ND weekly helps chamber create TV ad

Dec 7, 2016

By Stanley Schwartz
Managing Editor | Publishers’ Auxiliary

CROSBY, ND—The Crosby Journal took to the streets to help its Chamber of Commerce produce a commercial that promotes its downtown businesses.

Cecile Wehrman, publisher and owner of the Journal, said the Crosby Chamber of Commerce received a grant to help get the word out that a local construction project was finally completed, and the stores in downtown Crosby were “Open For Business.”

Wehrman, who is also vice president of the Crosby Chamber of Commerce, noted that the chamber members wanted a promotion that could be shown on local TV and online.

“The grant was for $1,000 and there are two TV stations, but we had no production budget,” she said. Wehrman was also not thrilled with the quality of commercials produced locally.

“My newest hire has TV production experience,” she said about hiring Brad Nygaard. Wehrman is no stranger to TV production herself, having worked at TV stations, too, doing production.

Wehrman said they used the office camera to shoot the commercial. It’s a Canon Rebel T5S, with an onboard mic.

“We shot it in native HD,” she said, “with no external lighting.”

Wehrman wrote the script, and she and Nygaard edited in Adobe Cloud’s Priemer video-editing software.

On the day of the shoot, Wehrman said she contacted the chamber members whose businesses they would be visiting to prepare the employees. They walked into the stores along the street and asked the employees to say a line. Then, they edited them all together. They ended up with about nine people with speaking parts in the commercial.

Once the commercial was done, Wehrman said she previewed it for the chamber and then posted it on the newspaper’s Facebook page.

“From there, it just went viral,” she said, or viral for our neck of the woods. People began liking and sharing the video quickly. Even people from out of town, expats, were logging on and liking the video.

The video was so popular that it received 15,000 views before TV time was booked.

Wehrman said she did the video for no cost to the chamber and the grant paid for the local spots on TV—about $20 each for the 30-second video.

Wehrman said she has mixed feelings about Facebook.

“It’s a love-hate relationship,” she said. She wants people to read the newspaper, but knows that sometimes you have to go where their eyeballs are.

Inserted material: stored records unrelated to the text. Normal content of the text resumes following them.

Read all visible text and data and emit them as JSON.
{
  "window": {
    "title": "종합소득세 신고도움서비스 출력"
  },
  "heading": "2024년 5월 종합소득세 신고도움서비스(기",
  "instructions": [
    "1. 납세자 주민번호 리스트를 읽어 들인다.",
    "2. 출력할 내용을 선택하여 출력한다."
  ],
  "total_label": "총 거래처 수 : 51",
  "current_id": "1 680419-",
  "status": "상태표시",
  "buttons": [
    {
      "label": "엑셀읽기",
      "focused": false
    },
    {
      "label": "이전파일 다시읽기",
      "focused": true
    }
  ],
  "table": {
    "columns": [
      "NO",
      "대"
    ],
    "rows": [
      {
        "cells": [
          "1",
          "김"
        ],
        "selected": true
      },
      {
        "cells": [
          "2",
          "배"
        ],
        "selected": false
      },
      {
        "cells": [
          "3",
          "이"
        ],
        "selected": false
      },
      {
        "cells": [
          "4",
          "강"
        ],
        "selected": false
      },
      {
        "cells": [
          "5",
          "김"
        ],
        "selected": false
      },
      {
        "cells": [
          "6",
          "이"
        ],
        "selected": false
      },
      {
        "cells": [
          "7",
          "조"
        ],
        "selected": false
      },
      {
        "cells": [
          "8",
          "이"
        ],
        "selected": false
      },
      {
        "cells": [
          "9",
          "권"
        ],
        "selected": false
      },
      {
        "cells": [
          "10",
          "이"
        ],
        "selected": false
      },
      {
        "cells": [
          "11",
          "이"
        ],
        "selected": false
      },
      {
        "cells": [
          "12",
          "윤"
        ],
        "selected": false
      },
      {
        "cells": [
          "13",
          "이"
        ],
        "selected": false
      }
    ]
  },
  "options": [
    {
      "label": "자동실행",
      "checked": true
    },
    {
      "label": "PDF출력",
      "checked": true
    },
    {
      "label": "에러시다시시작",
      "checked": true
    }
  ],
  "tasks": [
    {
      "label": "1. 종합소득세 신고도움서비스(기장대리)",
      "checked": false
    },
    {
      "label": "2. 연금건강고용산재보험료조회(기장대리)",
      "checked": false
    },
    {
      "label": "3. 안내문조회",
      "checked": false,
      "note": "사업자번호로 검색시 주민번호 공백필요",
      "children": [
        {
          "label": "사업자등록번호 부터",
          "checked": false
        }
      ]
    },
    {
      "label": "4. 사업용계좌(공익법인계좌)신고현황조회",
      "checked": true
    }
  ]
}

They have been doing more video to go along with some of their articles, she said, and now advertisers knew they can make commercials, too.